European Credit Update - December 2014
Plunging oil prices and international sanctions continued to take their toll on Russia’s economy in December. The country’s central bank raised its main interest rate from 10.5% to 17% on December 16, in an effort to stem the rouble’s collapse.
Fears over Greece’s potential exit from the eurozone resurfaced, when the country’s governing New Democracy party failed to elect a head of state on December 29. Prime Minister Antonis Samaras was forced to call a parliamentary election scheduled for January 25.
The European Central Bank’s liquidity auction on December 11, the second of its Targeted Longer-Term Refinancing Operations, injected €129.8bn into the eurozone’s banking system. The lighter-than-expected take-up of the ECB’s discounted loans fuelled speculation that the central bank may look to additional measures to boost growth and stave off inflation.
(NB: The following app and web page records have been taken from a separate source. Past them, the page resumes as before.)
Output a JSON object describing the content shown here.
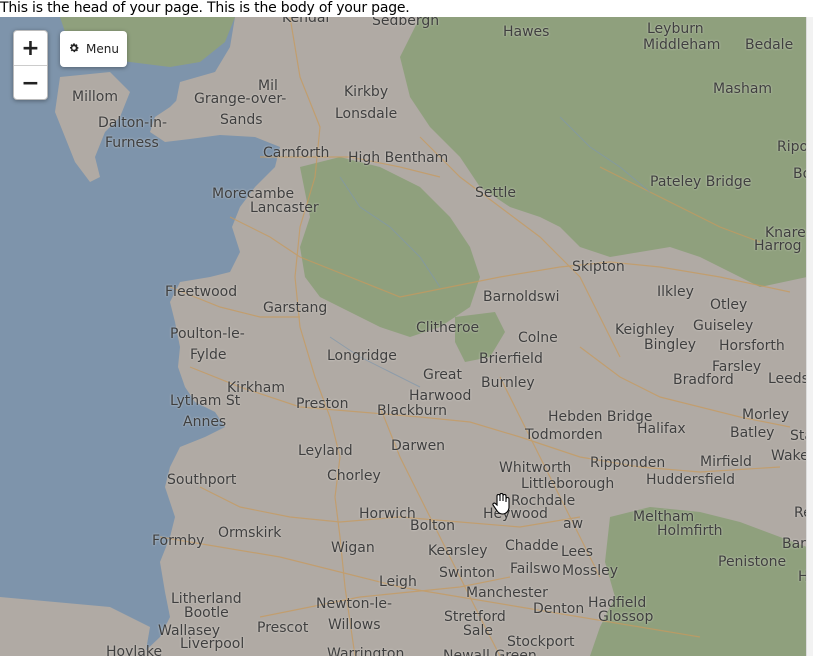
{
  "page": {
    "text": "This is the head of your page. This is the body of your page."
  },
  "controls": {
    "zoom_in": "+",
    "zoom_out": "−",
    "menu_label": "Menu",
    "menu_icon": "gear-icon"
  },
  "colors": {
    "sea": "#7e94ab",
    "land": "#b0aaa4",
    "national_park": "#8fa07d",
    "road": "#c79a5e"
  },
  "places": {
    "sedbergh": "Sedbergh",
    "kendal": "Kendal",
    "hawes": "Hawes",
    "leyburn": "Leyburn",
    "middleham": "Middleham",
    "bedale": "Bedale",
    "mill": "Mil",
    "millom": "Millom",
    "grange1": "Grange-over-",
    "grange2": "Sands",
    "kirkby1": "Kirkby",
    "kirkby2": "Lonsdale",
    "masham": "Masham",
    "dalton1": "Dalton-in-",
    "dalton2": "Furness",
    "carnforth": "Carnforth",
    "highbentham": "High Bentham",
    "ripon": "Ripo",
    "settle": "Settle",
    "pateley": "Pateley Bridge",
    "bo": "Bo",
    "morecambe": "Morecambe",
    "lancaster": "Lancaster",
    "knare": "Knare",
    "harrog": "Harrog",
    "skipton": "Skipton",
    "fleetwood": "Fleetwood",
    "barnoldswick": "Barnoldswi",
    "ilkley": "Ilkley",
    "garstang": "Garstang",
    "otley": "Otley",
    "clitheroe": "Clitheroe",
    "colne": "Colne",
    "keighley": "Keighley",
    "guiseley": "Guiseley",
    "poulton1": "Poulton-le-",
    "poulton2": "Fylde",
    "bingley": "Bingley",
    "horsforth": "Horsforth",
    "longridge": "Longridge",
    "brierfield": "Brierfield",
    "great": "Great",
    "harwood": "Harwood",
    "burnley": "Burnley",
    "farsley": "Farsley",
    "kirkham": "Kirkham",
    "bradford": "Bradford",
    "leeds": "Leeds",
    "lytham1": "Lytham St",
    "lytham2": "Annes",
    "preston": "Preston",
    "blackburn": "Blackburn",
    "hebden": "Hebden Bridge",
    "morley": "Morley",
    "halifax": "Halifax",
    "todmorden": "Todmorden",
    "batley": "Batley",
    "sta": "Sta",
    "leyland": "Leyland",
    "darwen": "Darwen",
    "wake": "Wake",
    "whitworth": "Whitworth",
    "ripponden": "Ripponden",
    "mirfield": "Mirfield",
    "chorley": "Chorley",
    "southport": "Southport",
    "littleborough": "Littleborough",
    "huddersfield": "Huddersfield",
    "rochdale": "Rochdale",
    "horwich": "Horwich",
    "heywood": "Heywood",
    "meltham": "Meltham",
    "re": "Re",
    "bolton": "Bolton",
    "aw": "aw",
    "ormskirk": "Ormskirk",
    "holmfirth": "Holmfirth",
    "formby": "Formby",
    "chadderton": "Chadde",
    "bar": "Bar",
    "wigan": "Wigan",
    "kearsley": "Kearsley",
    "lees": "Lees",
    "penistone": "Penistone",
    "failsworth": "Failswo",
    "mossley": "Mossley",
    "swinton": "Swinton",
    "h": "H",
    "leigh": "Leigh",
    "manchester": "Manchester",
    "litherland": "Litherland",
    "bootle": "Bootle",
    "newton1": "Newton-le-",
    "newton2": "Willows",
    "denton": "Denton",
    "hadfield": "Hadfield",
    "glossop": "Glossop",
    "stretford": "Stretford",
    "sale": "Sale",
    "prescot": "Prescot",
    "wallasey": "Wallasey",
    "liverpool": "Liverpool",
    "stockport": "Stockport",
    "hoylake": "Hoylake",
    "warrington": "Warrington",
    "newall": "Newall Green"
  }
}
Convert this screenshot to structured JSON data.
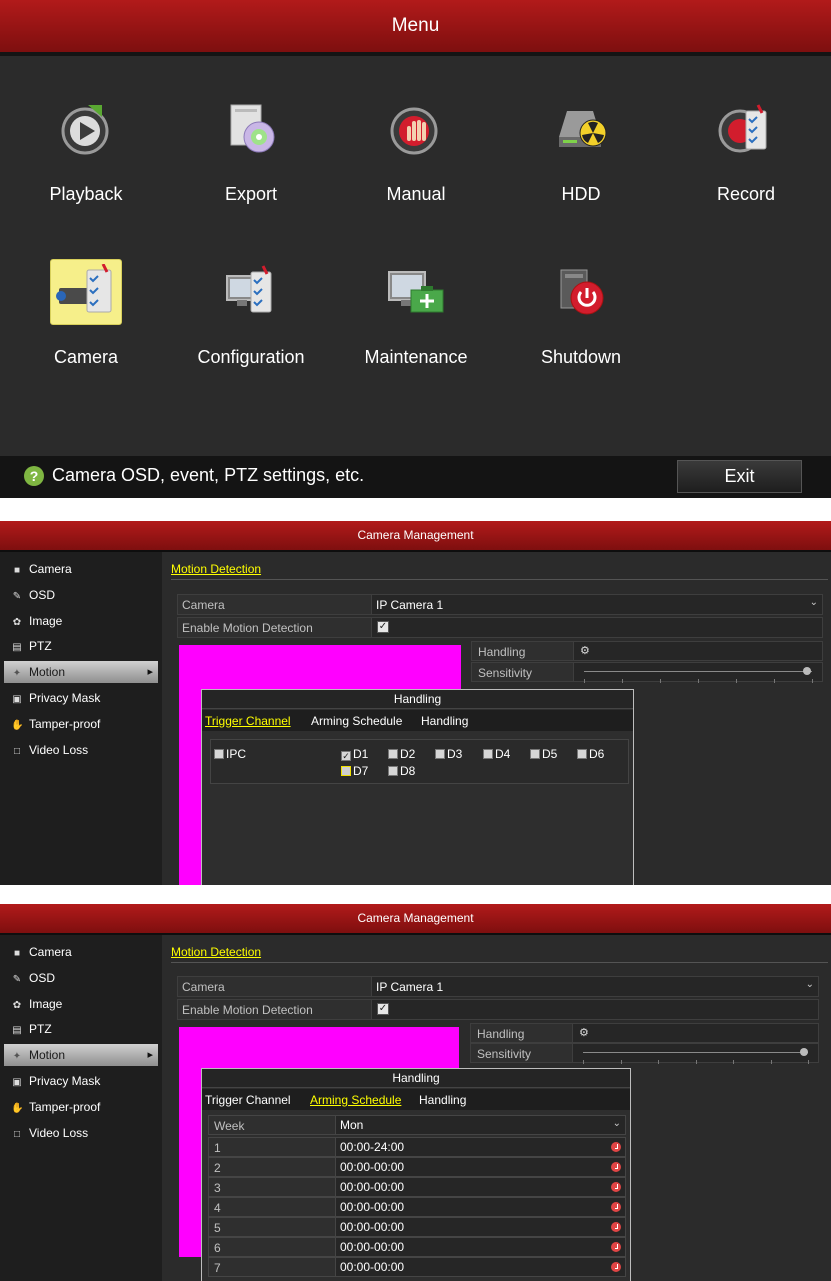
{
  "main_menu": {
    "title": "Menu",
    "items": [
      {
        "label": "Playback",
        "icon": "playback-icon"
      },
      {
        "label": "Export",
        "icon": "export-disc-icon"
      },
      {
        "label": "Manual",
        "icon": "manual-record-icon"
      },
      {
        "label": "HDD",
        "icon": "hdd-icon"
      },
      {
        "label": "Record",
        "icon": "record-settings-icon"
      },
      {
        "label": "Camera",
        "icon": "camera-icon",
        "selected": true
      },
      {
        "label": "Configuration",
        "icon": "configuration-icon"
      },
      {
        "label": "Maintenance",
        "icon": "maintenance-icon"
      },
      {
        "label": "Shutdown",
        "icon": "shutdown-icon"
      }
    ],
    "hint": "Camera OSD, event, PTZ settings, etc.",
    "exit_label": "Exit"
  },
  "camera_management": {
    "title": "Camera Management",
    "sidebar": [
      {
        "label": "Camera",
        "icon": "camera-icon"
      },
      {
        "label": "OSD",
        "icon": "osd-icon"
      },
      {
        "label": "Image",
        "icon": "image-icon"
      },
      {
        "label": "PTZ",
        "icon": "ptz-icon"
      },
      {
        "label": "Motion",
        "icon": "motion-icon",
        "active": true
      },
      {
        "label": "Privacy Mask",
        "icon": "privacy-mask-icon"
      },
      {
        "label": "Tamper-proof",
        "icon": "tamper-proof-icon"
      },
      {
        "label": "Video Loss",
        "icon": "video-loss-icon"
      }
    ],
    "section_tab": "Motion Detection",
    "camera_label": "Camera",
    "camera_value": "IP Camera 1",
    "enable_label": "Enable Motion Detection",
    "enable_checked": true,
    "handling_label": "Handling",
    "sensitivity_label": "Sensitivity",
    "sensitivity_level": 0.98
  },
  "handling_dialog": {
    "title": "Handling",
    "tabs": [
      "Trigger Channel",
      "Arming Schedule",
      "Handling"
    ],
    "trigger_channel": {
      "ipc_label": "IPC",
      "channels": [
        {
          "label": "D1",
          "checked": true
        },
        {
          "label": "D2",
          "checked": false
        },
        {
          "label": "D3",
          "checked": false
        },
        {
          "label": "D4",
          "checked": false
        },
        {
          "label": "D5",
          "checked": false
        },
        {
          "label": "D6",
          "checked": false
        },
        {
          "label": "D7",
          "checked": false,
          "focused": true
        },
        {
          "label": "D8",
          "checked": false
        }
      ]
    },
    "arming_schedule": {
      "week_label": "Week",
      "week_value": "Mon",
      "periods": [
        {
          "index": "1",
          "time": "00:00-24:00"
        },
        {
          "index": "2",
          "time": "00:00-00:00"
        },
        {
          "index": "3",
          "time": "00:00-00:00"
        },
        {
          "index": "4",
          "time": "00:00-00:00"
        },
        {
          "index": "5",
          "time": "00:00-00:00"
        },
        {
          "index": "6",
          "time": "00:00-00:00"
        },
        {
          "index": "7",
          "time": "00:00-00:00"
        }
      ]
    }
  },
  "colors": {
    "title_red": "#9a1414",
    "panel_bg": "#2b2b2b",
    "active_tab": "#ffff00",
    "motion_area": "#ff00ff",
    "selected_tile": "#f6ef8a"
  }
}
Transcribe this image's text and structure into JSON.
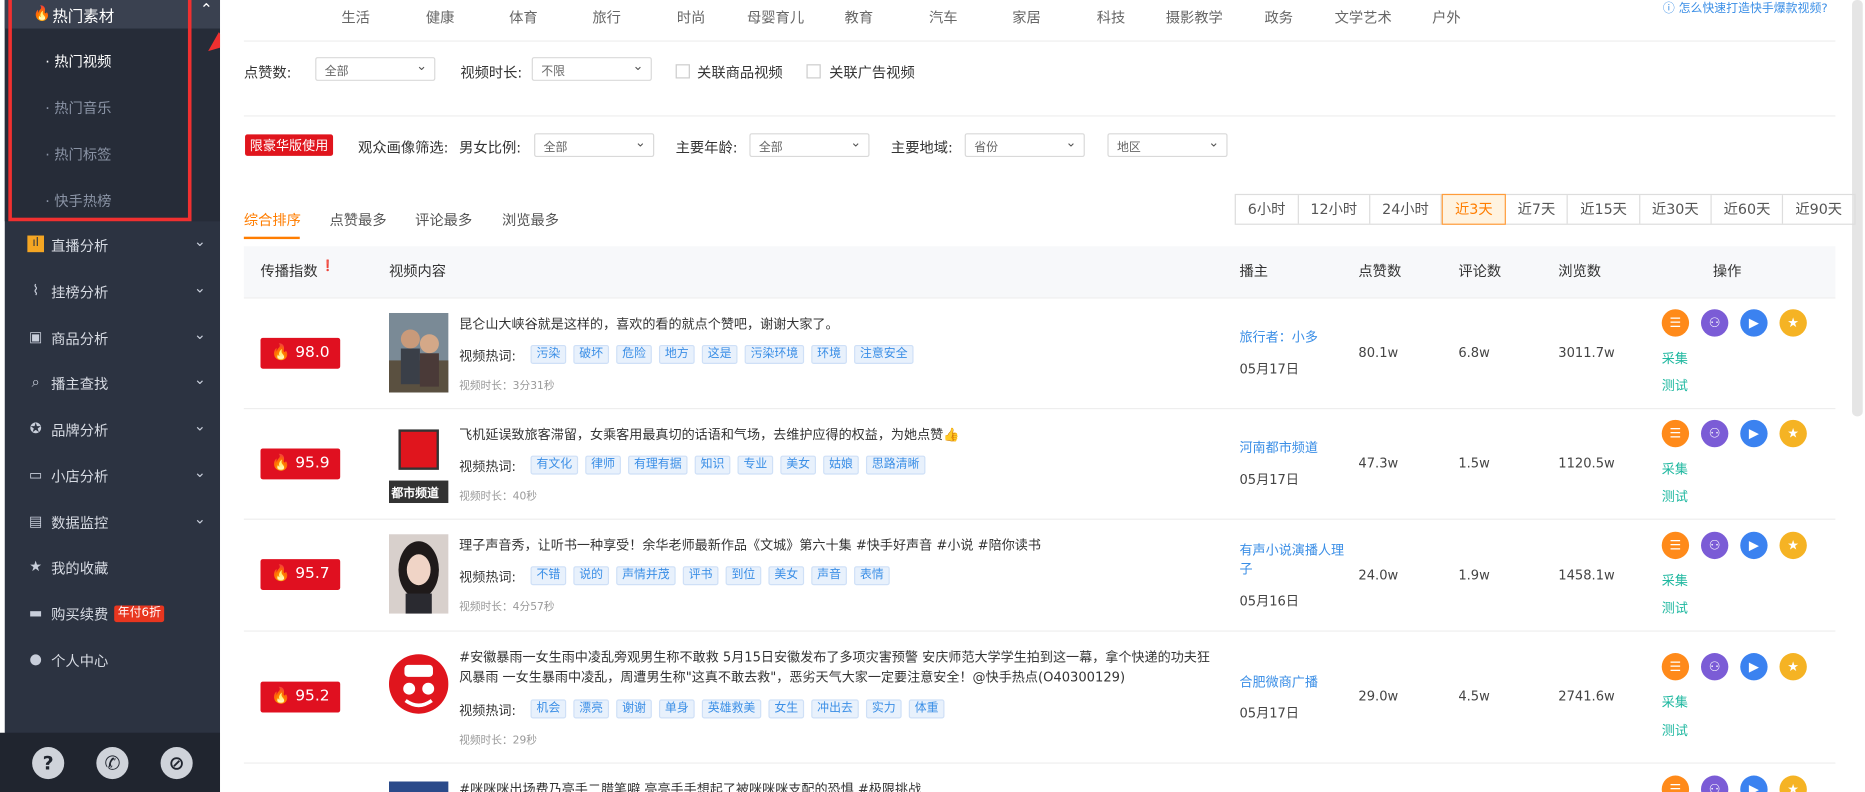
{
  "sidebar": {
    "group_title": "热门素材",
    "sub_items": [
      "· 热门视频",
      "· 热门音乐",
      "· 热门标签",
      "· 快手热榜"
    ],
    "items": [
      {
        "label": "直播分析",
        "icon": "bar-chart-icon",
        "chevron": "⌄"
      },
      {
        "label": "挂榜分析",
        "icon": "trend-icon",
        "chevron": "⌄"
      },
      {
        "label": "商品分析",
        "icon": "bag-icon",
        "chevron": "⌄"
      },
      {
        "label": "播主查找",
        "icon": "search-icon",
        "chevron": "⌄"
      },
      {
        "label": "品牌分析",
        "icon": "medal-icon",
        "chevron": "⌄"
      },
      {
        "label": "小店分析",
        "icon": "shop-icon",
        "chevron": "⌄"
      },
      {
        "label": "数据监控",
        "icon": "monitor-icon",
        "chevron": "⌄"
      },
      {
        "label": "我的收藏",
        "icon": "star-icon",
        "chevron": ""
      },
      {
        "label": "购买续费",
        "icon": "card-icon",
        "chevron": ""
      },
      {
        "label": "个人中心",
        "icon": "user-icon",
        "chevron": ""
      }
    ],
    "promo": "年付6折",
    "bottom_icons": [
      "?",
      "✆",
      "⊘"
    ]
  },
  "categories": [
    "生活",
    "健康",
    "体育",
    "旅行",
    "时尚",
    "母婴育儿",
    "教育",
    "汽车",
    "家居",
    "科技",
    "摄影教学",
    "政务",
    "文学艺术",
    "户外"
  ],
  "help_link": "ⓘ 怎么快速打造快手爆款视频?",
  "filters": {
    "likes_label": "点赞数:",
    "likes_value": "全部",
    "duration_label": "视频时长:",
    "duration_value": "不限",
    "check_goods": "关联商品视频",
    "check_ads": "关联广告视频",
    "vip_badge": "限豪华版使用",
    "audience_label": "观众画像筛选:",
    "gender_label": "男女比例:",
    "gender_value": "全部",
    "age_label": "主要年龄:",
    "age_value": "全部",
    "region_label": "主要地域:",
    "province_value": "省份",
    "area_value": "地区"
  },
  "sort_tabs": [
    "综合排序",
    "点赞最多",
    "评论最多",
    "浏览最多"
  ],
  "time_tabs": [
    "6小时",
    "12小时",
    "24小时",
    "近3天",
    "近7天",
    "近15天",
    "近30天",
    "近60天",
    "近90天"
  ],
  "time_active": "近3天",
  "table_headers": {
    "spread": "传播指数",
    "video": "视频内容",
    "anchor": "播主",
    "likes": "点赞数",
    "comments": "评论数",
    "views": "浏览数",
    "ops": "操作"
  },
  "row_labels": {
    "hot": "视频热词:",
    "collect": "采集",
    "test": "测试"
  },
  "rows": [
    {
      "score": "98.0",
      "title": "昆仑山大峡谷就是这样的，喜欢的看的就点个赞吧，谢谢大家了。",
      "tags": [
        "污染",
        "破坏",
        "危险",
        "地方",
        "这是",
        "污染环境",
        "环境",
        "注意安全"
      ],
      "duration": "视频时长：3分31秒",
      "anchor": "旅行者：小多",
      "date": "05月17日",
      "likes": "80.1w",
      "comments": "6.8w",
      "views": "3011.7w"
    },
    {
      "score": "95.9",
      "title": "飞机延误致旅客滞留，女乘客用最真切的话语和气场，去维护应得的权益，为她点赞👍",
      "tags": [
        "有文化",
        "律师",
        "有理有据",
        "知识",
        "专业",
        "美女",
        "姑娘",
        "思路清晰"
      ],
      "duration": "视频时长：40秒",
      "anchor": "河南都市频道",
      "date": "05月17日",
      "likes": "47.3w",
      "comments": "1.5w",
      "views": "1120.5w"
    },
    {
      "score": "95.7",
      "title": "理子声音秀，让听书一种享受！余华老师最新作品《文城》第六十集 #快手好声音 #小说 #陪你读书",
      "tags": [
        "不错",
        "说的",
        "声情并茂",
        "评书",
        "到位",
        "美女",
        "声音",
        "表情"
      ],
      "duration": "视频时长：4分57秒",
      "anchor": "有声小说演播人理子",
      "date": "05月16日",
      "likes": "24.0w",
      "comments": "1.9w",
      "views": "1458.1w"
    },
    {
      "score": "95.2",
      "title": "#安徽暴雨一女生雨中凌乱旁观男生称不敢救 5月15日安徽发布了多项灾害预警 安庆师范大学学生拍到这一幕，拿个快递的功夫狂风暴雨 一女生暴雨中凌乱，周遭男生称\"这真不敢去救\"，恶劣天气大家一定要注意安全！@快手热点(O40300129)",
      "tags": [
        "机会",
        "漂亮",
        "谢谢",
        "单身",
        "英雄救美",
        "女生",
        "冲出去",
        "实力",
        "体重"
      ],
      "duration": "视频时长：29秒",
      "anchor": "合肥微商广播",
      "date": "05月17日",
      "likes": "29.0w",
      "comments": "4.5w",
      "views": "2741.6w"
    }
  ],
  "partial_row_title": "#咪咪咪出场费乃亮手二腊笔噼 亮亮手手想起了被咪咪咪支配的恐惧 #极限挑战",
  "thumb_texts": {
    "row2": "都市频道"
  },
  "colors": {
    "accent": "#ff7d00",
    "score_red": "#e01020",
    "link": "#3a8ee6",
    "op_green": "#1fb8a0"
  }
}
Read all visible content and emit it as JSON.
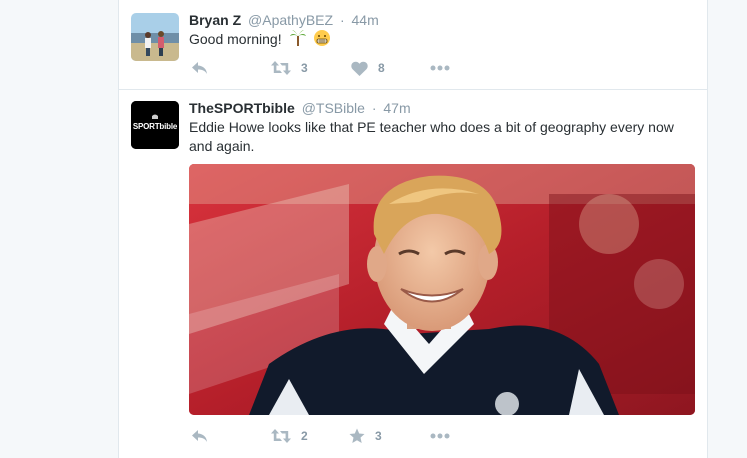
{
  "tweets": [
    {
      "fullname": "Bryan Z",
      "username": "@ApathyBEZ",
      "separator": "·",
      "time": "44m",
      "text": "Good morning!",
      "emoji": [
        "palm-tree",
        "grimace-face"
      ],
      "retweets": "3",
      "likes": "8",
      "like_icon": "heart-icon"
    },
    {
      "fullname": "TheSPORTbible",
      "username": "@TSBible",
      "separator": "·",
      "time": "47m",
      "text": "Eddie Howe looks like that PE teacher who does a bit of geography every now and again.",
      "retweets": "2",
      "likes": "3",
      "like_icon": "star-icon",
      "avatar_text": "SPORTbible"
    }
  ],
  "colors": {
    "icon_gray": "#aab8c2",
    "text_gray": "#8899a6",
    "text_dark": "#292f33",
    "border": "#e1e8ed"
  }
}
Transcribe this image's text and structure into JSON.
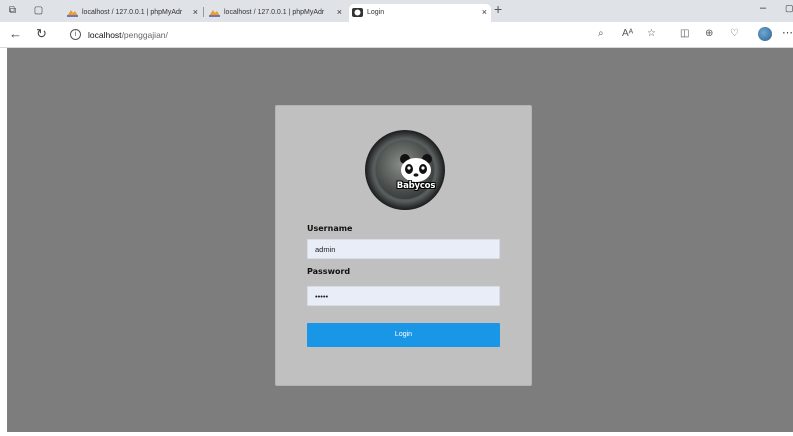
{
  "browser": {
    "tabs": [
      {
        "title": "localhost / 127.0.0.1 | phpMyAdr",
        "active": false,
        "favicon": "phpmyadmin-icon"
      },
      {
        "title": "localhost / 127.0.0.1 | phpMyAdr",
        "active": false,
        "favicon": "phpmyadmin-icon"
      },
      {
        "title": "Login",
        "active": true,
        "favicon": "panda-icon"
      }
    ],
    "tab_close_glyph": "×",
    "new_tab_glyph": "+",
    "url_host": "localhost",
    "url_path": "/penggajian/",
    "colors": {
      "tabbar": "#dfe3e8",
      "active_tab": "#ffffff"
    }
  },
  "page": {
    "background": "#7d7d7d",
    "card_background": "#c0c0c0",
    "logo": {
      "brand_text": "Babycos"
    },
    "form": {
      "username_label": "Username",
      "username_value": "admin",
      "password_label": "Password",
      "password_value": "admin",
      "login_button_label": "Login",
      "button_color": "#1a96e6"
    }
  }
}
Meanwhile, the EU banking union moved a step closer after eurozone finance ministers adopted a new instrument under the European Stability Mechanism (ESM) on December 8, allowing for direct capitalisation of troubled banks in the region. Previously, the ESM could only provide assistance to banks indirectly, via the government of the euro area member state where they are incorporated.
CDS on Tradeweb: December proved to be quite volatile, as sliding oil prices and political developments in Greece dominated headlines. European credit indices started the month reversing November’s tightening trend and reached their widest levels on December 16, with Europe and Crossover at 65 bps and 379 bps respectively. The latter traded as wide as 403 bps intraday.
Spreads for both indices retreated into tighter territory in the second half of the month, ending the year at 63 bps (Europe) and 345 bps (Crossover) on very low volumes.
Cash on Tradeweb: Cash credit spreads moved wider in mid December, partly due to seasonal trading patterns as year-end approached. The move wider was initially sparked, however, by concerns over the performance of the world economy, persistent deflationary pressures, and the sustained decline in oil prices.
Tesco, the UK’s biggest retailer, issued another profit warning on December 9, as it downgraded its full-year guidance to £1.4bn, £500m below the previous market forecast of £1.9bn. Mid asset swap spreads for its 6.125% 2/22 bond widened by 56 bps to 305 bps over the month.
Nine days later, Franco-Dutch carrier Air France-KLM also cut its earnings forecast by €200m to €1.5-1.6bn. In the secondary market, the company’s 3.875% 06/21 issue widened from 305 bps on December 1 to end the month at just below 329 bps.